** INPUT follows **

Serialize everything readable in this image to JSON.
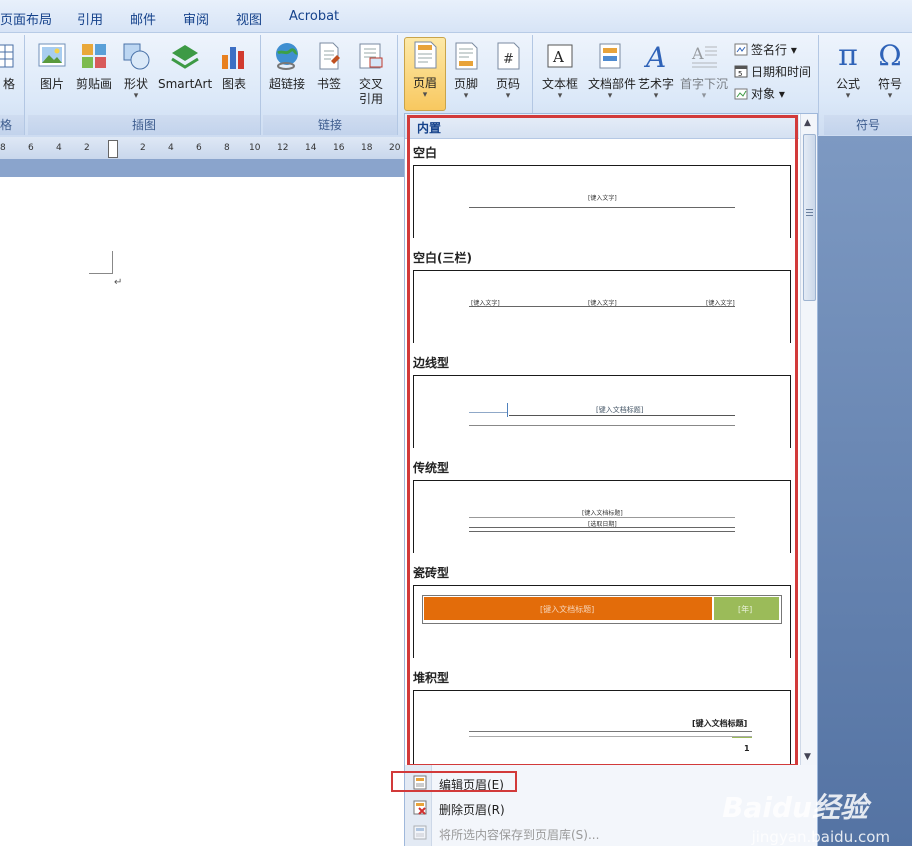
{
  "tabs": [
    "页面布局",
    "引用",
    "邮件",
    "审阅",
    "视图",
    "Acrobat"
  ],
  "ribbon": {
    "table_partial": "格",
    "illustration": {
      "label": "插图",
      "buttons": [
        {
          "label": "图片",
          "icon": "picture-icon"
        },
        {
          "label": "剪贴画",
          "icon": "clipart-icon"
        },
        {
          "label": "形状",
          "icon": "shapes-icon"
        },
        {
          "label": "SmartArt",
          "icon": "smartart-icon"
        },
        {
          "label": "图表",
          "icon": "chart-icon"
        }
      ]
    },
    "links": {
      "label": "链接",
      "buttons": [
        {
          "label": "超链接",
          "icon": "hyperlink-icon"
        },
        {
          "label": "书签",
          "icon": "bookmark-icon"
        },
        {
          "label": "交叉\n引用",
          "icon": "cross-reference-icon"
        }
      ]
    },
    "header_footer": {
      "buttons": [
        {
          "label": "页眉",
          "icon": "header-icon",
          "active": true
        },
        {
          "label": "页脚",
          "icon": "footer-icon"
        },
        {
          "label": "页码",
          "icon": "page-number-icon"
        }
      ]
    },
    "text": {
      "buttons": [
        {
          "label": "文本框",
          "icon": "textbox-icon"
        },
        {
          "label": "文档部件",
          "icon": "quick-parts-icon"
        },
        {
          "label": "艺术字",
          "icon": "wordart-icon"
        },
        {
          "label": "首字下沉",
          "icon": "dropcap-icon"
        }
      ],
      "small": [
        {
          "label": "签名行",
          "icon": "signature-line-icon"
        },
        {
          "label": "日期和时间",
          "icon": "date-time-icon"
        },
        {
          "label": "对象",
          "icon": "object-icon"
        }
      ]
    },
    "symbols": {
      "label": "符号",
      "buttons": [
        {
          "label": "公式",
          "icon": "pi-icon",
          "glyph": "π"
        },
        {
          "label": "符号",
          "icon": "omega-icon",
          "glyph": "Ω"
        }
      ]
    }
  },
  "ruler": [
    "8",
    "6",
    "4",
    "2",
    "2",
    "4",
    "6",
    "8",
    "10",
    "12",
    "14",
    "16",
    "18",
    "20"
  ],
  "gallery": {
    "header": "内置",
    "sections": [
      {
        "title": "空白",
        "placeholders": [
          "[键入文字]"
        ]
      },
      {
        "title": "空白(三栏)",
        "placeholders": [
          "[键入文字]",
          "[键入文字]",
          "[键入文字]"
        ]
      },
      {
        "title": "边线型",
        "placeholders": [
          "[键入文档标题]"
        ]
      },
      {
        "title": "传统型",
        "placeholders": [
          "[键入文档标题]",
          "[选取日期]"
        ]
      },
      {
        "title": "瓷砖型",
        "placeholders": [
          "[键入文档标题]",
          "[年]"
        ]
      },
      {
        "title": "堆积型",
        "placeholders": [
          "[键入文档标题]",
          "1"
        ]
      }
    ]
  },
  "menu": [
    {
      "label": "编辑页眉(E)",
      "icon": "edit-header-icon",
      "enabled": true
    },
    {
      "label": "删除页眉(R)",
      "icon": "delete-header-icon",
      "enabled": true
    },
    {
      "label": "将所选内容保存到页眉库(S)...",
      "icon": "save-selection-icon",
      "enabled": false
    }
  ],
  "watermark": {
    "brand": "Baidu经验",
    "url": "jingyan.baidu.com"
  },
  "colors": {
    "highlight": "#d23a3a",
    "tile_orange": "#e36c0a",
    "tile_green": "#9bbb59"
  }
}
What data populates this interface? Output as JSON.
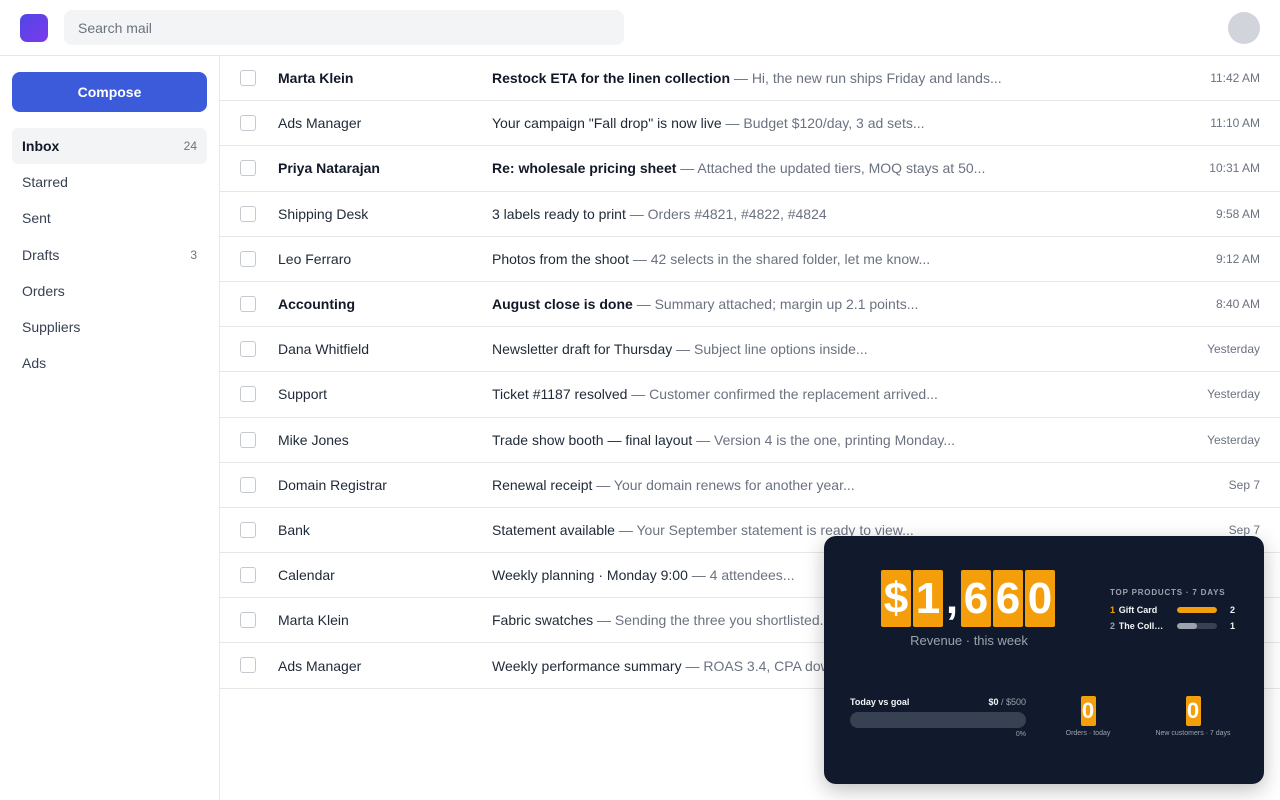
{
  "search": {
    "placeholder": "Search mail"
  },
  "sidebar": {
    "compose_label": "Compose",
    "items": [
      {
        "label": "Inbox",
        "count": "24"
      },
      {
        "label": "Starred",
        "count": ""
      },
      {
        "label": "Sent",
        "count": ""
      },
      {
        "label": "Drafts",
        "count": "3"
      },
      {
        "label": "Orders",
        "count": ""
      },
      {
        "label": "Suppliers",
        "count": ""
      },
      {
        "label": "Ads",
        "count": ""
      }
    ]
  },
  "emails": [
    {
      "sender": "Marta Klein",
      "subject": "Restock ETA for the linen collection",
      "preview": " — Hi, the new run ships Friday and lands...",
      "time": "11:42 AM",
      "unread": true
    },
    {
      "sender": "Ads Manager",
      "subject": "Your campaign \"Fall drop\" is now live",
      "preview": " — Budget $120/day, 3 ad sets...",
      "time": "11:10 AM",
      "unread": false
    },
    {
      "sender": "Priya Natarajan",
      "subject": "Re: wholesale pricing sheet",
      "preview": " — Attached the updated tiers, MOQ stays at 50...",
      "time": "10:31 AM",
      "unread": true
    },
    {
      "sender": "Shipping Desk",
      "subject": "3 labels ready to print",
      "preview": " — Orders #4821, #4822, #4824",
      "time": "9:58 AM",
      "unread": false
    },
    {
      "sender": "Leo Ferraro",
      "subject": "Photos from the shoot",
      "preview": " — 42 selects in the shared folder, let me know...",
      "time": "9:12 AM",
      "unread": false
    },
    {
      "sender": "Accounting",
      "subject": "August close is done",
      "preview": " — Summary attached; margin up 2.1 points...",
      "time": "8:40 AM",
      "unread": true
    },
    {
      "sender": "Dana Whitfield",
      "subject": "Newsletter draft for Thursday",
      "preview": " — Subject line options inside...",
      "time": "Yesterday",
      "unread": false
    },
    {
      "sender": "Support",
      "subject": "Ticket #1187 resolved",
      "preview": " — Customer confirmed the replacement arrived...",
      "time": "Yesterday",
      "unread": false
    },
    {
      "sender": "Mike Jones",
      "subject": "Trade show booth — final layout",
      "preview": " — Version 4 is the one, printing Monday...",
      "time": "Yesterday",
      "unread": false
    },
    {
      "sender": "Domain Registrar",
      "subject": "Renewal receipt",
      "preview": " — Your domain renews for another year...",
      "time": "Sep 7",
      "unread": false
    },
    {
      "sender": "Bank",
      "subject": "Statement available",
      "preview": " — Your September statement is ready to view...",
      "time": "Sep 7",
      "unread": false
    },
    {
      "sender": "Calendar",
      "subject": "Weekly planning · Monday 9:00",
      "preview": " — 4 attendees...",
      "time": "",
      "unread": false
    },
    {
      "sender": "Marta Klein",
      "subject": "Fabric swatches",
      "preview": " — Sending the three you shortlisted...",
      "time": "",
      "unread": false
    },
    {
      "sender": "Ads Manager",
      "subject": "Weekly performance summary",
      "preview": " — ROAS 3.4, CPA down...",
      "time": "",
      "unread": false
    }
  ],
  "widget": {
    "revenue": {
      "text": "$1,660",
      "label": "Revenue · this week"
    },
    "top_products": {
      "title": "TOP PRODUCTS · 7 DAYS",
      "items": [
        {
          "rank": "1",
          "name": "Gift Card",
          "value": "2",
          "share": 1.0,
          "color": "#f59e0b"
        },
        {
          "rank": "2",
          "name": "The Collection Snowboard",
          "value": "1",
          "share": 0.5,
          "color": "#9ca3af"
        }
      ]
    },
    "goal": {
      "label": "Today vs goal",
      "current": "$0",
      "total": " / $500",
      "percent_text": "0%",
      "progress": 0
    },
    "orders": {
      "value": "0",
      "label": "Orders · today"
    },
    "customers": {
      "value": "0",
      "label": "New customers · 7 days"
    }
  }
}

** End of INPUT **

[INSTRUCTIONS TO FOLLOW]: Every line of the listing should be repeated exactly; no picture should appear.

[REPLY TO THE TASK]:
Serialize everything readable in this image to JSON.
{
  "tabs": [
    "页面布局",
    "引用",
    "邮件",
    "审阅",
    "视图",
    "Acrobat"
  ],
  "ribbon": {
    "table_partial": "格",
    "illustration": {
      "label": "插图",
      "buttons": [
        {
          "label": "图片",
          "icon": "picture-icon"
        },
        {
          "label": "剪贴画",
          "icon": "clipart-icon"
        },
        {
          "label": "形状",
          "icon": "shapes-icon"
        },
        {
          "label": "SmartArt",
          "icon": "smartart-icon"
        },
        {
          "label": "图表",
          "icon": "chart-icon"
        }
      ]
    },
    "links": {
      "label": "链接",
      "buttons": [
        {
          "label": "超链接",
          "icon": "hyperlink-icon"
        },
        {
          "label": "书签",
          "icon": "bookmark-icon"
        },
        {
          "label": "交叉\n引用",
          "icon": "cross-reference-icon"
        }
      ]
    },
    "header_footer": {
      "buttons": [
        {
          "label": "页眉",
          "icon": "header-icon",
          "active": true
        },
        {
          "label": "页脚",
          "icon": "footer-icon"
        },
        {
          "label": "页码",
          "icon": "page-number-icon"
        }
      ]
    },
    "text": {
      "buttons": [
        {
          "label": "文本框",
          "icon": "textbox-icon"
        },
        {
          "label": "文档部件",
          "icon": "quick-parts-icon"
        },
        {
          "label": "艺术字",
          "icon": "wordart-icon"
        },
        {
          "label": "首字下沉",
          "icon": "dropcap-icon"
        }
      ],
      "small": [
        {
          "label": "签名行",
          "icon": "signature-line-icon"
        },
        {
          "label": "日期和时间",
          "icon": "date-time-icon"
        },
        {
          "label": "对象",
          "icon": "object-icon"
        }
      ]
    },
    "symbols": {
      "label": "符号",
      "buttons": [
        {
          "label": "公式",
          "icon": "pi-icon",
          "glyph": "π"
        },
        {
          "label": "符号",
          "icon": "omega-icon",
          "glyph": "Ω"
        }
      ]
    }
  },
  "ruler": [
    "8",
    "6",
    "4",
    "2",
    "2",
    "4",
    "6",
    "8",
    "10",
    "12",
    "14",
    "16",
    "18",
    "20"
  ],
  "gallery": {
    "header": "内置",
    "sections": [
      {
        "title": "空白",
        "placeholders": [
          "[键入文字]"
        ]
      },
      {
        "title": "空白(三栏)",
        "placeholders": [
          "[键入文字]",
          "[键入文字]",
          "[键入文字]"
        ]
      },
      {
        "title": "边线型",
        "placeholders": [
          "[键入文档标题]"
        ]
      },
      {
        "title": "传统型",
        "placeholders": [
          "[键入文档标题]",
          "[选取日期]"
        ]
      },
      {
        "title": "瓷砖型",
        "placeholders": [
          "[键入文档标题]",
          "[年]"
        ]
      },
      {
        "title": "堆积型",
        "placeholders": [
          "[键入文档标题]",
          "1"
        ]
      }
    ]
  },
  "menu": [
    {
      "label": "编辑页眉(E)",
      "icon": "edit-header-icon",
      "enabled": true
    },
    {
      "label": "删除页眉(R)",
      "icon": "delete-header-icon",
      "enabled": true
    },
    {
      "label": "将所选内容保存到页眉库(S)...",
      "icon": "save-selection-icon",
      "enabled": false
    }
  ],
  "watermark": {
    "brand": "Baidu经验",
    "url": "jingyan.baidu.com"
  },
  "colors": {
    "highlight": "#d23a3a",
    "tile_orange": "#e36c0a",
    "tile_green": "#9bbb59"
  }
}
What data populates this interface? Output as JSON.
{
  "search": {
    "placeholder": "Search mail"
  },
  "sidebar": {
    "compose_label": "Compose",
    "items": [
      {
        "label": "Inbox",
        "count": "24"
      },
      {
        "label": "Starred",
        "count": ""
      },
      {
        "label": "Sent",
        "count": ""
      },
      {
        "label": "Drafts",
        "count": "3"
      },
      {
        "label": "Orders",
        "count": ""
      },
      {
        "label": "Suppliers",
        "count": ""
      },
      {
        "label": "Ads",
        "count": ""
      }
    ]
  },
  "emails": [
    {
      "sender": "Marta Klein",
      "subject": "Restock ETA for the linen collection",
      "preview": " — Hi, the new run ships Friday and lands...",
      "time": "11:42 AM",
      "unread": true
    },
    {
      "sender": "Ads Manager",
      "subject": "Your campaign \"Fall drop\" is now live",
      "preview": " — Budget $120/day, 3 ad sets...",
      "time": "11:10 AM",
      "unread": false
    },
    {
      "sender": "Priya Natarajan",
      "subject": "Re: wholesale pricing sheet",
      "preview": " — Attached the updated tiers, MOQ stays at 50...",
      "time": "10:31 AM",
      "unread": true
    },
    {
      "sender": "Shipping Desk",
      "subject": "3 labels ready to print",
      "preview": " — Orders #4821, #4822, #4824",
      "time": "9:58 AM",
      "unread": false
    },
    {
      "sender": "Leo Ferraro",
      "subject": "Photos from the shoot",
      "preview": " — 42 selects in the shared folder, let me know...",
      "time": "9:12 AM",
      "unread": false
    },
    {
      "sender": "Accounting",
      "subject": "August close is done",
      "preview": " — Summary attached; margin up 2.1 points...",
      "time": "8:40 AM",
      "unread": true
    },
    {
      "sender": "Dana Whitfield",
      "subject": "Newsletter draft for Thursday",
      "preview": " — Subject line options inside...",
      "time": "Yesterday",
      "unread": false
    },
    {
      "sender": "Support",
      "subject": "Ticket #1187 resolved",
      "preview": " — Customer confirmed the replacement arrived...",
      "time": "Yesterday",
      "unread": false
    },
    {
      "sender": "Mike Jones",
      "subject": "Trade show booth — final layout",
      "preview": " — Version 4 is the one, printing Monday...",
      "time": "Yesterday",
      "unread": false
    },
    {
      "sender": "Domain Registrar",
      "subject": "Renewal receipt",
      "preview": " — Your domain renews for another year...",
      "time": "Sep 7",
      "unread": false
    },
    {
      "sender": "Bank",
      "subject": "Statement available",
      "preview": " — Your September statement is ready to view...",
      "time": "Sep 7",
      "unread": false
    },
    {
      "sender": "Calendar",
      "subject": "Weekly planning · Monday 9:00",
      "preview": " — 4 attendees...",
      "time": "",
      "unread": false
    },
    {
      "sender": "Marta Klein",
      "subject": "Fabric swatches",
      "preview": " — Sending the three you shortlisted...",
      "time": "",
      "unread": false
    },
    {
      "sender": "Ads Manager",
      "subject": "Weekly performance summary",
      "preview": " — ROAS 3.4, CPA down...",
      "time": "",
      "unread": false
    }
  ],
  "widget": {
    "revenue": {
      "text": "$1,660",
      "label": "Revenue · this week"
    },
    "top_products": {
      "title": "TOP PRODUCTS · 7 DAYS",
      "items": [
        {
          "rank": "1",
          "name": "Gift Card",
          "value": "2",
          "share": 1.0,
          "color": "#f59e0b"
        },
        {
          "rank": "2",
          "name": "The Collection Snowboard",
          "value": "1",
          "share": 0.5,
          "color": "#9ca3af"
        }
      ]
    },
    "goal": {
      "label": "Today vs goal",
      "current": "$0",
      "total": " / $500",
      "percent_text": "0%",
      "progress": 0
    },
    "orders": {
      "value": "0",
      "label": "Orders · today"
    },
    "customers": {
      "value": "0",
      "label": "New customers · 7 days"
    }
  }
}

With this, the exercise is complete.